When I moved to Little Cayman in January 2014, I had no intention of opening up an ABA clinic in the Cayman Islands. At that time, I was a year and a half into a sabbatical from my career in Behavior Analysis, and I was just looking to find a quiet place to finish up my time off before returning to the U.S.
I had left the United States in 2012, knowing that the opportunity for travel and exploration of interests wouldn't be as available as the years went on. I had intended to spend two years traveling throughout the U.S., Asia, Central America and Europe, and then return in late 2014 to "the real world." Ending up in the Cayman Islands was something that happened by mere chance; I had become a SCUBA diving instructor while traveling, and happened to find a job in Little Cayman, which was where I thought I could spend my last 6 months off, enjoying some new scenery.
I began working in the field of ABA in 2007, and discovered the joys of going to work every day and loving it. I worked with 25 different children between 2007 and 2012, all with a variety of needs and challenges that taught me how to adapt to the child and let them teach me what I didn't know. I worked up from the entry level direct interventionist position to become a supervisor, after completing my Master's in Education and autism studies and sitting for the BCBA exam. Once I achieved that certification, I thrived in the supervisory position of conducting assessments and designing treatment plans.
However, I was moving fast in my career, and I was still quite young. At the time I took the BCBA exam, I was one of the youngest Board Certified Behavior Analysts certified, at 24 years of age. I knew that if I didn't take a break then, I would become too far entrenched in my career to ever leave. I was faced with the choice between growing a company in the U.S. at that time, or taking some time to grow as a person. It was a difficult decision, but I chose the latter, knowing there would be a time and place to return to my career. I thought I needed a broader perspective, to be able to serve my families from a position of better understanding.

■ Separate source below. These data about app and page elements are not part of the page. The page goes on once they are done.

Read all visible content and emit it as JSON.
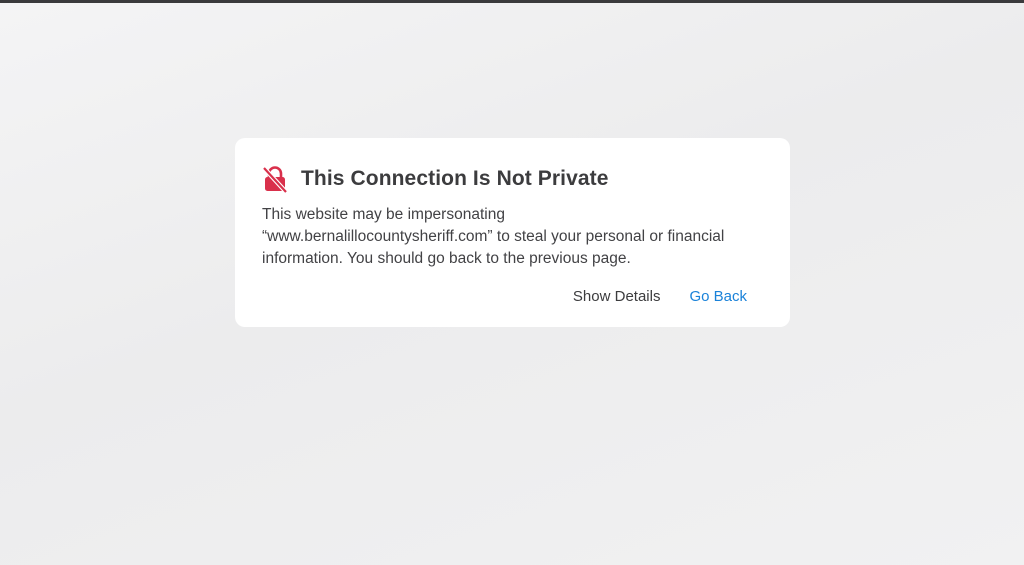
{
  "dialog": {
    "icon": "broken-lock-icon",
    "icon_color": "#d9304b",
    "title": "This Connection Is Not Private",
    "message_lines": [
      "This website may be impersonating",
      "“www.bernalillocountysheriff.com” to steal your personal or financial",
      "information. You should go back to the previous page."
    ],
    "show_details_label": "Show Details",
    "go_back_label": "Go Back",
    "link_color": "#1a82d9"
  }
}
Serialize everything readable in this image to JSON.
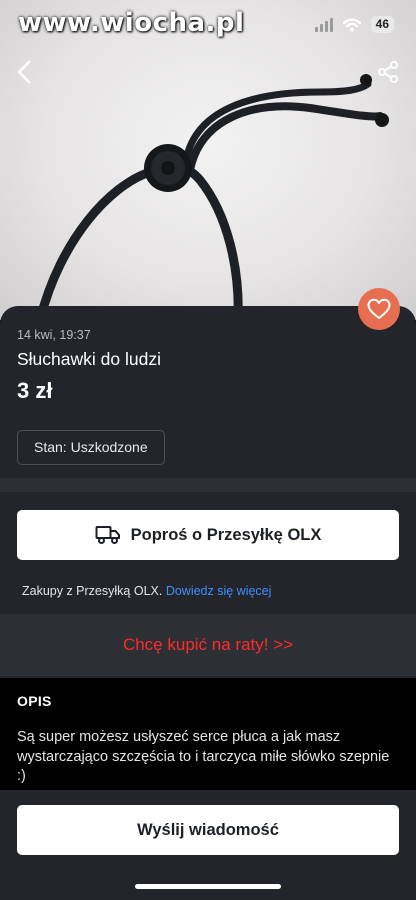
{
  "watermark": "www.wiocha.pl",
  "status": {
    "battery": "46"
  },
  "listing": {
    "date": "14 kwi, 19:37",
    "title": "Słuchawki do ludzi",
    "price": "3 zł",
    "condition": "Stan: Uszkodzone"
  },
  "delivery": {
    "button_label": "Poproś o Przesyłkę OLX",
    "info_text": "Zakupy z Przesyłką OLX.",
    "info_link": "Dowiedz się więcej"
  },
  "installments": "Chcę kupić na raty! >>",
  "description": {
    "heading": "OPIS",
    "text": "Są super możesz usłyszeć serce płuca a jak masz wystarczająco szczęścia to i tarczyca miłe słówko szepnie :)"
  },
  "message_button": "Wyślij wiadomość",
  "icons": {
    "back": "back-arrow-icon",
    "share": "share-icon",
    "favorite": "heart-icon",
    "delivery": "truck-icon",
    "wifi": "wifi-icon",
    "signal": "signal-icon"
  },
  "colors": {
    "sheet": "#23252a",
    "favorite": "#e76f51",
    "link": "#3d8fff",
    "installments": "#ff2a2a"
  }
}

When I left my job as a dive instructor in Little Cayman in June 2015, I wondered if I would still be so passionate about ABA all these years later. I poured myself back into the latest research in the field of ABA, and discovered that my love for ABA had never gone anywhere. However, I had grown as a person, and had experienced a larger world than the one in which I started my career. I had a developed a more open perspective on the diversity of opinions about treatment approaches, and in the time I spent removed from the day to day work in ABA, I had time to think about the ways in which I saw ABA as a field succeed and struggle.
I moved to Grand Cayman and started looking for work. To my surprise, ABA was relatively new and somewhat unknown in the Cayman Islands, despite a large need for services. I realized quickly that families were in desperate need of additional services and I felt I needed to do something to address this. I knew it wouldn't be easy, but the best things in life never are.

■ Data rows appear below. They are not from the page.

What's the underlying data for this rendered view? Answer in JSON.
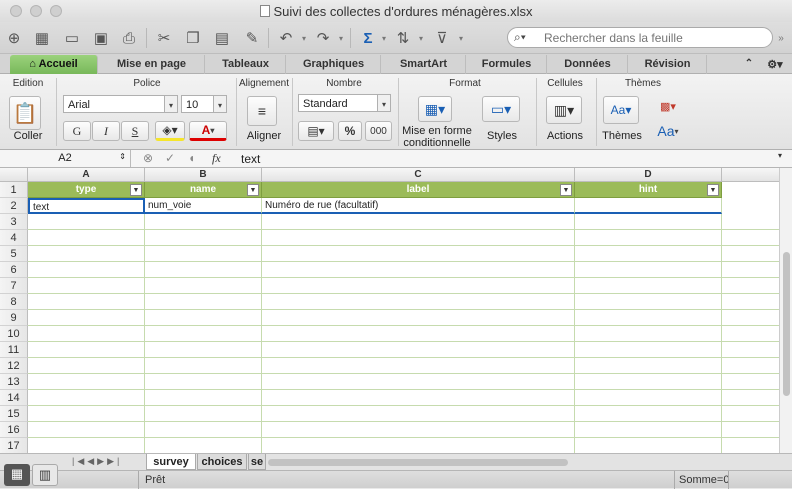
{
  "window": {
    "title": "Suivi des collectes d'ordures ménagères.xlsx"
  },
  "search": {
    "placeholder": "Rechercher dans la feuille"
  },
  "ribbon_tabs": [
    {
      "label": "Accueil"
    },
    {
      "label": "Mise en page"
    },
    {
      "label": "Tableaux"
    },
    {
      "label": "Graphiques"
    },
    {
      "label": "SmartArt"
    },
    {
      "label": "Formules"
    },
    {
      "label": "Données"
    },
    {
      "label": "Révision"
    }
  ],
  "ribbon": {
    "groups": {
      "edition": "Edition",
      "police": "Police",
      "alignement": "Alignement",
      "nombre": "Nombre",
      "format": "Format",
      "cellules": "Cellules",
      "themes": "Thèmes"
    },
    "coller_label": "Coller",
    "font_name": "Arial",
    "font_size": "10",
    "bold": "G",
    "italic": "I",
    "underline": "S",
    "font_color_glyph": "A",
    "aligner_label": "Aligner",
    "number_format": "Standard",
    "percent": "%",
    "thousands": "000",
    "mise_en_forme_line1": "Mise en forme",
    "mise_en_forme_line2": "conditionnelle",
    "styles_label": "Styles",
    "actions_label": "Actions",
    "themes_label": "Thèmes",
    "fonts_glyph": "Aa"
  },
  "formula_bar": {
    "cell_ref": "A2",
    "fx": "fx",
    "value": "text"
  },
  "columns": [
    "A",
    "B",
    "C",
    "D"
  ],
  "header_row": [
    "type",
    "name",
    "label",
    "hint"
  ],
  "data_rows": [
    [
      "text",
      "num_voie",
      "Numéro de rue (facultatif)",
      ""
    ]
  ],
  "row_numbers": [
    "1",
    "2",
    "3",
    "4",
    "5",
    "6",
    "7",
    "8",
    "9",
    "10",
    "11",
    "12",
    "13",
    "14",
    "15",
    "16",
    "17"
  ],
  "sheets": [
    {
      "name": "survey",
      "active": true
    },
    {
      "name": "choices",
      "active": false
    },
    {
      "name": "se",
      "active": false
    }
  ],
  "status": {
    "ready": "Prêt",
    "sum": "Somme=0"
  },
  "colors": {
    "accent": "#9bbb59",
    "tab_active": "#78b85a"
  }
}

I again was faced with a choice. I could move back to the U.S., where the infrastructure for services is laid out clearly and I could be employed immediately, or, I could stay in the Cayman Islands and truly be able to make a difference in a small country.

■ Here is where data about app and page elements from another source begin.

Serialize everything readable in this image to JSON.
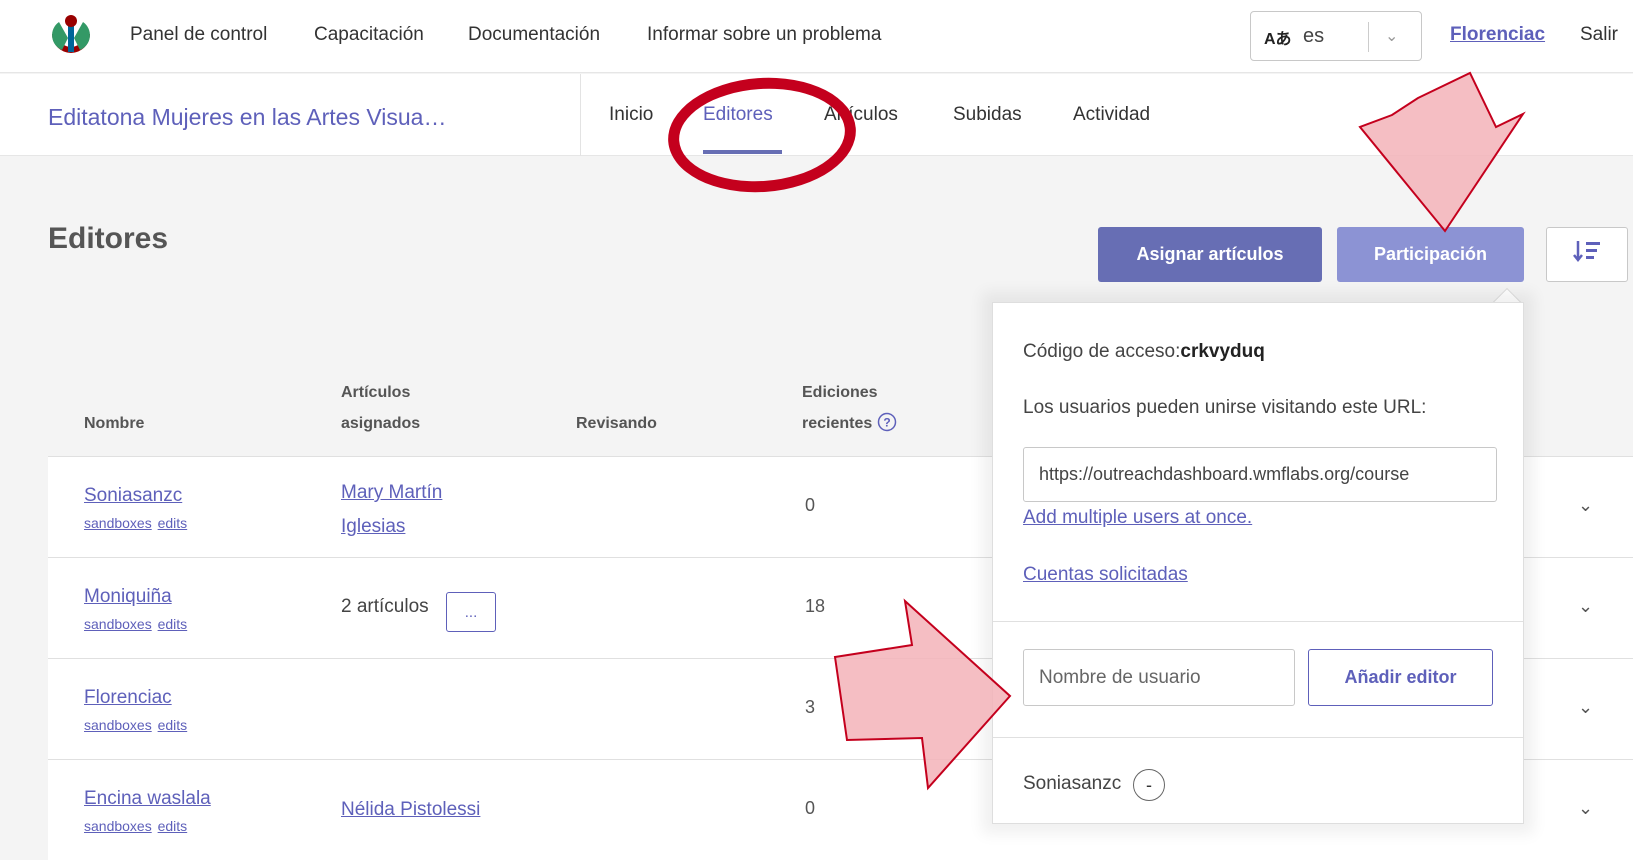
{
  "topnav": {
    "links": [
      "Panel de control",
      "Capacitación",
      "Documentación",
      "Informar sobre un problema"
    ],
    "language_icon": "Aあ",
    "language_value": "es",
    "username": "Florenciac",
    "logout": "Salir"
  },
  "course": {
    "title": "Editatona Mujeres en las Artes Visua…",
    "tabs": [
      "Inicio",
      "Editores",
      "Artículos",
      "Subidas",
      "Actividad"
    ],
    "active_tab": "Editores"
  },
  "section": {
    "title": "Editores",
    "assign_button": "Asignar artículos",
    "participation_button": "Participación",
    "sort_icon": "sort-icon"
  },
  "table": {
    "headers": {
      "name": "Nombre",
      "assigned_line1": "Artículos",
      "assigned_line2": "asignados",
      "reviewing": "Revisando",
      "recent_line1": "Ediciones",
      "recent_line2": "recientes"
    },
    "sandboxes_label": "sandboxes",
    "edits_label": "edits",
    "rows": [
      {
        "name": "Soniasanzc",
        "assigned_line1": "Mary Martín",
        "assigned_line2": "Iglesias",
        "recent": "0"
      },
      {
        "name": "Moniquiña",
        "assigned_text": "2 artículos",
        "more_label": "...",
        "recent": "18"
      },
      {
        "name": "Florenciac",
        "recent": "3"
      },
      {
        "name": "Encina waslala",
        "assigned_line1": "Nélida Pistolessi",
        "recent": "0"
      }
    ]
  },
  "popover": {
    "access_code_label": "Código de acceso:",
    "access_code": "crkvyduq",
    "join_description": "Los usuarios pueden unirse visitando este URL:",
    "join_url": "https://outreachdashboard.wmflabs.org/course",
    "add_multiple": "Add multiple users at once.",
    "requested_accounts": "Cuentas solicitadas",
    "username_placeholder": "Nombre de usuario",
    "add_editor_button": "Añadir editor",
    "enrolled_user": "Soniasanzc",
    "remove_label": "-"
  },
  "colors": {
    "accent": "#676eb4",
    "accent_light": "#8c93d4",
    "link": "#5e60ba",
    "annotation": "#c4001d"
  }
}
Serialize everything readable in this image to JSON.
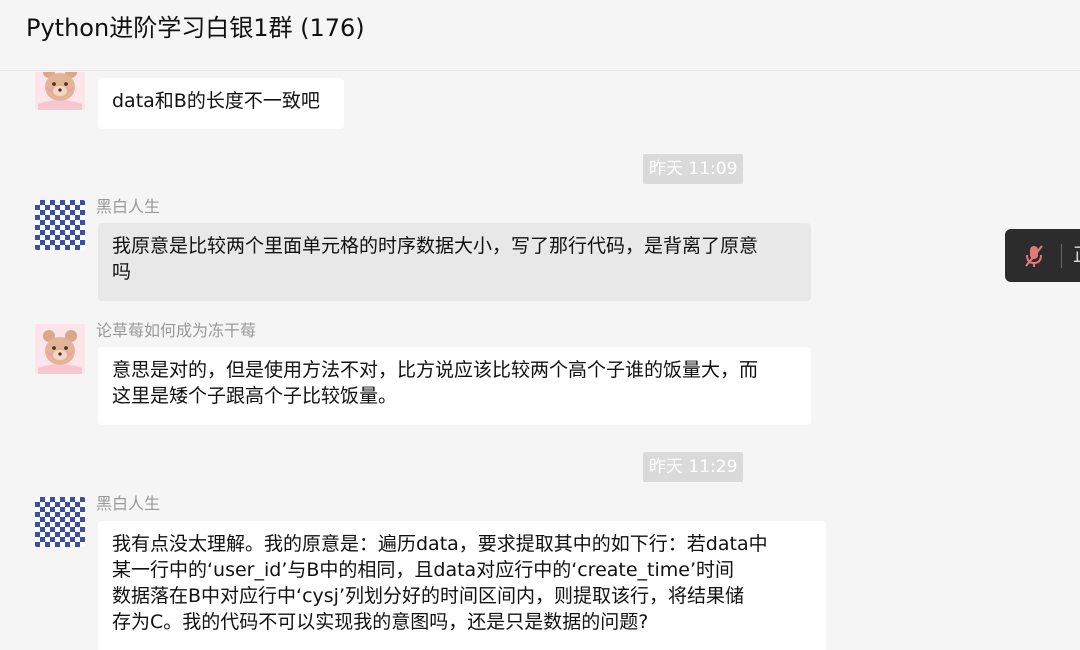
{
  "header": {
    "title": "Python进阶学习白银1群 (176)"
  },
  "messages": [
    {
      "sender": "",
      "text": "data和B的长度不一致吧",
      "avatar_icon": "bear-avatar-icon"
    },
    {
      "timestamp": "昨天 11:09"
    },
    {
      "sender": "黑白人生",
      "lines": [
        "我原意是比较两个里面单元格的时序数据大小，写了那行代码，是背离了原意",
        "吗"
      ],
      "avatar_icon": "checker-avatar-icon"
    },
    {
      "sender": "论草莓如何成为冻干莓",
      "lines": [
        "意思是对的，但是使用方法不对，比方说应该比较两个高个子谁的饭量大，而",
        "这里是矮个子跟高个子比较饭量。"
      ],
      "avatar_icon": "bear-avatar-icon"
    },
    {
      "timestamp": "昨天 11:29"
    },
    {
      "sender": "黑白人生",
      "lines": [
        "我有点没太理解。我的原意是：遍历data，要求提取其中的如下行：若data中",
        "某一行中的‘user_id’与B中的相同，且data对应行中的‘create_time’时间",
        "数据落在B中对应行中‘cysj’列划分好的时间区间内，则提取该行，将结果储",
        "存为C。我的代码不可以实现我的意图吗，还是只是数据的问题?"
      ],
      "avatar_icon": "checker-avatar-icon"
    }
  ],
  "floating_control": {
    "mic_icon": "mic-muted-icon",
    "partial_text": "正"
  }
}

On New Years Day, 2017, I began the process of opening a clinic dedicated to providing ABA services. Today, we are a small company, with a big dream. We want to make ABA accessible to all families in need, and change the lives of the children that come through our doors.
We officially opened our doors in February 2018, and are well on the way to achieving our dream. We became the first accredited Behavioral Health Center of Excellence provider in the Caribbean in July 2018, and we have managed to develop services in a variety of high need areas: Cayman Brac, School Based (through Hope Academy), home-based (workshop supervision model), and more. Our team consists of 12 incredible people that have joined us from all around the world, which is something that amazes me on a daily basis. We have trained four young Caymanians who have now recieved their Registered Behavior Technician credentials, and we are just getting started.
This is the story of Cayman ABA in it's infancy, and I know it's just the beginning
It's interesting to think back and reflect upon how this all came to be, but sometimes the most fulfilling endeavors are the ones that are inspired out of true desire to commit yourself to others in need.